** What is expected **
Check the records below line by line for the string "Start". Give the number of lines that contain it and nothing else.

----

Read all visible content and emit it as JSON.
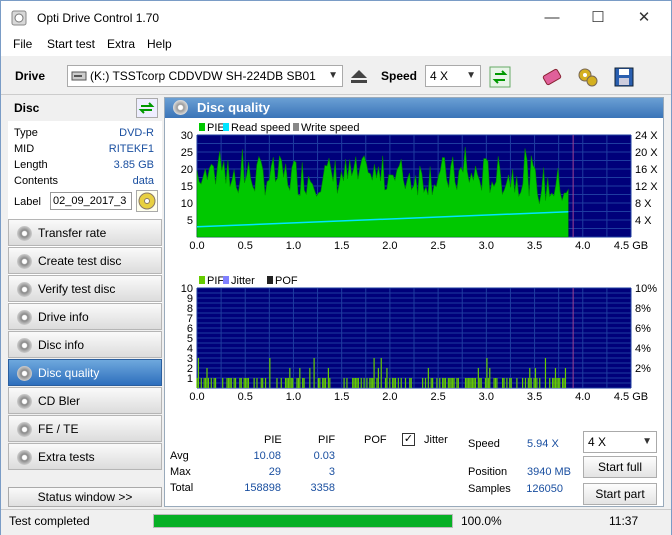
{
  "window": {
    "title": "Opti Drive Control 1.70",
    "min": "—",
    "max": "☐",
    "close": "✕"
  },
  "menu": [
    "File",
    "Start test",
    "Extra",
    "Help"
  ],
  "toolbar": {
    "drive_label": "Drive",
    "drive_value": "(K:)   TSSTcorp CDDVDW SH-224DB SB01",
    "speed_label": "Speed",
    "speed_value": "4 X"
  },
  "disc": {
    "header": "Disc",
    "rows": [
      {
        "k": "Type",
        "v": "DVD-R"
      },
      {
        "k": "MID",
        "v": "RITEKF1"
      },
      {
        "k": "Length",
        "v": "3.85 GB"
      },
      {
        "k": "Contents",
        "v": "data"
      }
    ],
    "label_key": "Label",
    "label_value": "02_09_2017_3"
  },
  "nav": [
    "Transfer rate",
    "Create test disc",
    "Verify test disc",
    "Drive info",
    "Disc info",
    "Disc quality",
    "CD Bler",
    "FE / TE",
    "Extra tests"
  ],
  "nav_active": 5,
  "status_window": "Status window >>",
  "panel_title": "Disc quality",
  "chart_data": [
    {
      "type": "area",
      "legend": [
        "PIE",
        "Read speed",
        "Write speed"
      ],
      "colors": {
        "pie": "#00c800",
        "read": "#00e5ff",
        "write": "#888888",
        "bg": "#00007a",
        "grid": "#1e3ca0"
      },
      "x_ticks": [
        "0.0",
        "0.5",
        "1.0",
        "1.5",
        "2.0",
        "2.5",
        "3.0",
        "3.5",
        "4.0",
        "4.5 GB"
      ],
      "xlim": [
        0,
        4.5
      ],
      "y_ticks": [
        "5",
        "10",
        "15",
        "20",
        "25",
        "30"
      ],
      "ylim": [
        0,
        30
      ],
      "y2_ticks": [
        "4 X",
        "8 X",
        "12 X",
        "16 X",
        "20 X",
        "24 X"
      ],
      "y2lim": [
        0,
        24
      ],
      "pie_end": 3.85,
      "pie_typical_range": [
        12,
        24
      ],
      "read_speed": {
        "x": [
          0,
          3.85
        ],
        "y": [
          2.4,
          5.94
        ]
      }
    },
    {
      "type": "bar",
      "legend": [
        "PIF",
        "Jitter",
        "POF"
      ],
      "colors": {
        "pif": "#66cc00",
        "jitter": "#8080ff",
        "pof": "#222222"
      },
      "x_ticks": [
        "0.0",
        "0.5",
        "1.0",
        "1.5",
        "2.0",
        "2.5",
        "3.0",
        "3.5",
        "4.0",
        "4.5 GB"
      ],
      "xlim": [
        0,
        4.5
      ],
      "y_ticks": [
        "1",
        "2",
        "3",
        "4",
        "5",
        "6",
        "7",
        "8",
        "9",
        "10"
      ],
      "ylim": [
        0,
        10
      ],
      "y2_ticks": [
        "2%",
        "4%",
        "6%",
        "8%",
        "10%"
      ],
      "y2lim": [
        0,
        10
      ],
      "pif_end": 3.85,
      "pif_typical_range": [
        0,
        2
      ]
    }
  ],
  "stats": {
    "col_pie": "PIE",
    "col_pif": "PIF",
    "col_pof": "POF",
    "jitter": "Jitter",
    "avg_label": "Avg",
    "max_label": "Max",
    "total_label": "Total",
    "avg_pie": "10.08",
    "avg_pif": "0.03",
    "max_pie": "29",
    "max_pif": "3",
    "total_pie": "158898",
    "total_pif": "3358",
    "speed_label": "Speed",
    "speed_value": "5.94 X",
    "position_label": "Position",
    "position_value": "3940 MB",
    "samples_label": "Samples",
    "samples_value": "126050",
    "speed_select": "4 X",
    "start_full": "Start full",
    "start_part": "Start part"
  },
  "statusbar": {
    "text": "Test completed",
    "percent": "100.0%",
    "progress": 1.0,
    "time": "11:37"
  }
}
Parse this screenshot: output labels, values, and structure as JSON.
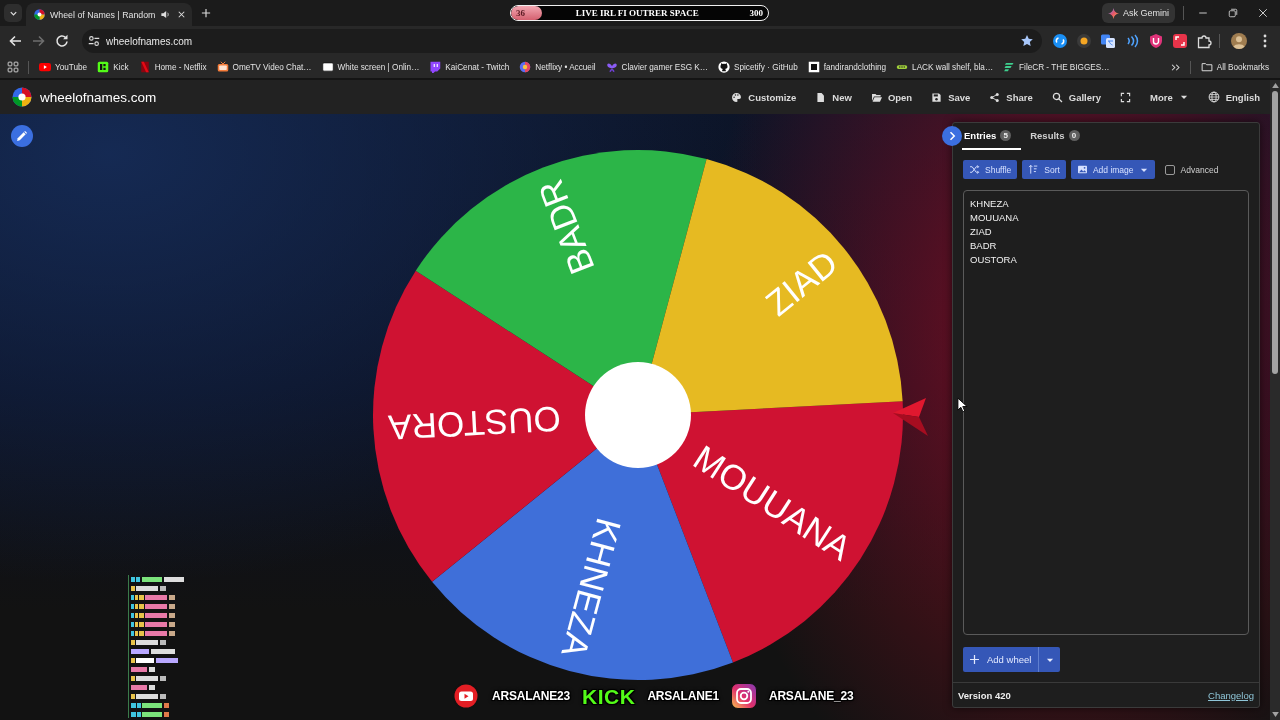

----

** Written answer **
3